5.94% district-wide rates increase for Gore District
The Gore District Council yesterday adopted its 2022-23 Annual Plan, delivering a 5.94% district-wide average rates increase.
Chief Executive Stephen Parry said it was a pleasing result when set against a backdrop of record levels of inflation, supply chain issues and associated cost increases, and the global impact of the invasion of Ukraine.
When the Council prepared its budget for the coming financial year, inflation was 2.3%. It was sitting at 6.9%, a 30-year high for New Zealand, in the first quarter of this year.
“A common catch cry of council critics is rates increases should be in line with inflation, so the Council is please it has managed to keep the rates increase below inflation.”
Mr Parry said cost increases in roading were responsible for a significant portion of the rates rise.
“Due to external pressures, we have had to add 20% ($710,000) to our roading budget to retain our service levels.”
The increase in roading costs will have an impact on higher-value properties, he said.
This was due to the Council’s long standing financial policy which sees rates funding for roading coming from capital value rates, not general rates.
The rates increase for an average valued property in each of the Council’s four rating areas will be:
- Gore - $193 a year increase on a home with a $375,000 CV
- Mataura - $131 a year increase on a home with a $150,000 CV
- Commercial - $480 a year increase on a property with a $400,000 CV
- Rural - $285 a year increase on a property with a $2.5 million CV
The Council is budgeting on collecting $20.3 million in rates this year, which is $1.0m more than was budgeted for the current year.
Gore District Mayor Tracy Hicks said it was pleasing to deliver the same levels of service and range of projects as was flagged in last year’s 10-Year-Plan without burdening ratepayers.
“We’ve worked hard to minimise the unforeseen impact on supply chains caused by COVID and the Russian invasion of Ukraine.”
One of the cost-saving measures to keep the rates increase down was to opt for no principal payments on debt associated with Three Waters assets.
“While there is still uncertainty around the reform, the Government’s proposals would see Three Waters debt transferred to a new water entity.”
The Council was committed to delivering major infrastructure and place shaping projects despite the challenges, Mr Hicks said.
“Early next year, we will open the doors to our new library and community centre, upgrade the Mataura water treatment plant and see the 36-section Matai Ridge residential development come to fruition, among other things.”
Mr Hicks acknowledged the uncertainty and opposition to Three Waters reform.
“There’s no argument something needs to be done about the quality of our drinking water and how we dispose of wastewater to meet the Government’s stringent environmental standards."
“Councils can’t do it alone, though.
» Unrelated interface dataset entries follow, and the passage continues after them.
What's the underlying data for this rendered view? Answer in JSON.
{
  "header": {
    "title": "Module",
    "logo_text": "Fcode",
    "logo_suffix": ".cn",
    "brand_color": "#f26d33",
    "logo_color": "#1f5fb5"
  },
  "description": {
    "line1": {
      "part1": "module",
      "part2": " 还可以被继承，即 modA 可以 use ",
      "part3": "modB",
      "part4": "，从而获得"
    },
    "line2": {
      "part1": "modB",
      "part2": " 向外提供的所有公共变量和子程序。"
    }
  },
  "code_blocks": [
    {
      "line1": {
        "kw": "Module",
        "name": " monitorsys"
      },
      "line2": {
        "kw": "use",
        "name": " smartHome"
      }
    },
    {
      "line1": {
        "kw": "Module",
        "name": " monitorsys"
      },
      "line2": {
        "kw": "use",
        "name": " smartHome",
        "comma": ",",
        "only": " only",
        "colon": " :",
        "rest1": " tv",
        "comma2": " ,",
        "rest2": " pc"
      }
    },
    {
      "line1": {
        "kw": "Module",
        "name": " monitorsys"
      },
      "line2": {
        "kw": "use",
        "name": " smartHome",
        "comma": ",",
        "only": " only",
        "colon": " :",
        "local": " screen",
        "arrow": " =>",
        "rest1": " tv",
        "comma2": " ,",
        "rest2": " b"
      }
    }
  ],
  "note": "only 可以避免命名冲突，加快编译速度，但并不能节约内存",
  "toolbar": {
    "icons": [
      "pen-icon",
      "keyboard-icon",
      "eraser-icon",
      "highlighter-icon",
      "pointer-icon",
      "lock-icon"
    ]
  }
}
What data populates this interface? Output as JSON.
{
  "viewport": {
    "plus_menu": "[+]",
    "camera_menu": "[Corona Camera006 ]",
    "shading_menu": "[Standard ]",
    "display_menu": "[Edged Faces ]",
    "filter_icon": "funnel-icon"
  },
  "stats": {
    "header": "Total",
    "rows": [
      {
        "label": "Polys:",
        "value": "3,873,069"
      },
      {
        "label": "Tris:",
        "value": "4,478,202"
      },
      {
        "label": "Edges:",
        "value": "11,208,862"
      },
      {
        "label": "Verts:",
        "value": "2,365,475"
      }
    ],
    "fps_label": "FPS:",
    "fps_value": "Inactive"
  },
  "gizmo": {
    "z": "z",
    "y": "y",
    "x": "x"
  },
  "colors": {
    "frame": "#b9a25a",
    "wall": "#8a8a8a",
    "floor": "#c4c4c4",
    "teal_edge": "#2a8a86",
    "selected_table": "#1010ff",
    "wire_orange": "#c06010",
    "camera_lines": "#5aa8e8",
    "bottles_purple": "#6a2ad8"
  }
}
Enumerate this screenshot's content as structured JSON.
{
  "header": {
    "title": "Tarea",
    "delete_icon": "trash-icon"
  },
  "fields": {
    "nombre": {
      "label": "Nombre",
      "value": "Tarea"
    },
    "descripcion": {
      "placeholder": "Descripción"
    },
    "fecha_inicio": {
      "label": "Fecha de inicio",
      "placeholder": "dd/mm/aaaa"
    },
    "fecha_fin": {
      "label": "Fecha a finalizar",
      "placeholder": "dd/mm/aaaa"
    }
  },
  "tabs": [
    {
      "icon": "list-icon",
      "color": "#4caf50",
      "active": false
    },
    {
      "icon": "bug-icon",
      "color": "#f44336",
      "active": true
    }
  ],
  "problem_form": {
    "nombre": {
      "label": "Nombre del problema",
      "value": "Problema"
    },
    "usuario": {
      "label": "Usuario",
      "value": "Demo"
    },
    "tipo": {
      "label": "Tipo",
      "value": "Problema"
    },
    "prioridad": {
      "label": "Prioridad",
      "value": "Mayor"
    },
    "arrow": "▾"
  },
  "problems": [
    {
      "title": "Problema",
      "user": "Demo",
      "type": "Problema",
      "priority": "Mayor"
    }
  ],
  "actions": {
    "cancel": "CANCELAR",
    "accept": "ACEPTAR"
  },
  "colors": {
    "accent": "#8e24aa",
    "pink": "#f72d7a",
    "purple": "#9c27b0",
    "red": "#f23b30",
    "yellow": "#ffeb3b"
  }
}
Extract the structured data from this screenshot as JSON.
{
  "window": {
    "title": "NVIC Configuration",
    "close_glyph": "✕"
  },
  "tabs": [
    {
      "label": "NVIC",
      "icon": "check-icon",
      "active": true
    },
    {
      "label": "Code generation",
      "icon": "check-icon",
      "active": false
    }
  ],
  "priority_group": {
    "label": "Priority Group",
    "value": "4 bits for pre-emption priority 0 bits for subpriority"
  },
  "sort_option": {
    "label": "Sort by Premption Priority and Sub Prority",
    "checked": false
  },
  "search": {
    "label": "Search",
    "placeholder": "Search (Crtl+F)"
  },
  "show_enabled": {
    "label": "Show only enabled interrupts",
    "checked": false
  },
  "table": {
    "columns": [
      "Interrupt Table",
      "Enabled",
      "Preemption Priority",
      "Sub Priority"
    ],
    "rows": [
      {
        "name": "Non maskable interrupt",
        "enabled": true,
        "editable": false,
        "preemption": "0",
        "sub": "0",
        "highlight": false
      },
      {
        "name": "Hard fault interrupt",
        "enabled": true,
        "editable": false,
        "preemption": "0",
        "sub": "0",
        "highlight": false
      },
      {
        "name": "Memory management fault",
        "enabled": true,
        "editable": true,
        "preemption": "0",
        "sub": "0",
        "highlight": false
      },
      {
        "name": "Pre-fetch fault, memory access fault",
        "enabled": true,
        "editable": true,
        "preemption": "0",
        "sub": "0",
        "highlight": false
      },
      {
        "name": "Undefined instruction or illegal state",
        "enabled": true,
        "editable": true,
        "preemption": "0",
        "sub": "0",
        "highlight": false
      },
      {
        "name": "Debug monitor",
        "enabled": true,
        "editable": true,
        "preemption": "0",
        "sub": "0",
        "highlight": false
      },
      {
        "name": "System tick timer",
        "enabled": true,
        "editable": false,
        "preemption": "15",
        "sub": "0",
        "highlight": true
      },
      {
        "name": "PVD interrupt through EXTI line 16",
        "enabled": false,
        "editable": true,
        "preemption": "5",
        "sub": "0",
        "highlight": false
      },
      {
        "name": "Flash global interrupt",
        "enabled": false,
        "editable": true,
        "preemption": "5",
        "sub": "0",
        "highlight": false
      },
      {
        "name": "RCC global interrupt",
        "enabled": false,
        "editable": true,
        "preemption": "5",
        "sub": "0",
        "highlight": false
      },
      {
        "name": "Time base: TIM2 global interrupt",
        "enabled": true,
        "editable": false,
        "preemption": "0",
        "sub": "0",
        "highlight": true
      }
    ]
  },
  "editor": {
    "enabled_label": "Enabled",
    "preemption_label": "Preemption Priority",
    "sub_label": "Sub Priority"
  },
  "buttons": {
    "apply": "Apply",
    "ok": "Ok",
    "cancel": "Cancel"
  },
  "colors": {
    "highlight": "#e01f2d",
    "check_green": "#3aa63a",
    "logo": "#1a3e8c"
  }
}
The burden on ratepayers would be crippling. We have let the Government know our preference is a funding model similiar to the one we have with Waka Kotahi NZTA.”
While the reform debate continues, it will be business as usual in the coming financial year, Mr Hicks said.
Chief Financial Officer Lornae Straith said the higher than usual rates increase for commercial ratepayers, particularly in Mataura, was a direct result of the Council’s Revenue & Financing Policy, which provides the blueprint for “who pays for what”.
When costs increase in one of the Council’s activities at a different rate to costs in other departments, the policy defines where those costs sit. The policy places the recovery of roading costs through a targeted rate for Urban and Rural roading within the ward rate. The urban rate is then further split between residential and commercial for Gore and Mataura.
Mataura residential and commercial rates are subsidised by heavy industry properties within the Mataura rating area. Heavy industry properties in Mataura do not pay a ward rate. Instead, they pay a separate heavy industry rate, she said.
The Revenue and Financing Policy dictates that the heavy industry rates increase is adjusted in line with the District-wide average rate increase, which is 5.94% for 2022-23.
Consequently, Mataura’s heavy industry ratepayers won’t experience the impact of the 20% increase in roading costs, and therefore the policy pushes these costs onto Mataura commercial ratepayers.
“Given there are a smaller number of commercial ratepayers to spread the increased costs over, the comparative rates increase is higher,” she said.
Mr Parry said rating outcomes such as this reinforce the Council’s decision to undertake a thorough review of how we assess and set rates. The review will include examining the need to retain specific rating areas, such as Gore, Mataura, Rural and Heavy Industry, along with the need and desirability of imposing differentials for the likes of commercial and industrial properties.
Any changes emanating from the Revenue and Funding Policy review will be included for consultation in the 2024 – 2034 10-Year-Plan.
You can read both the Annual Plan and the Annual Plan summary below: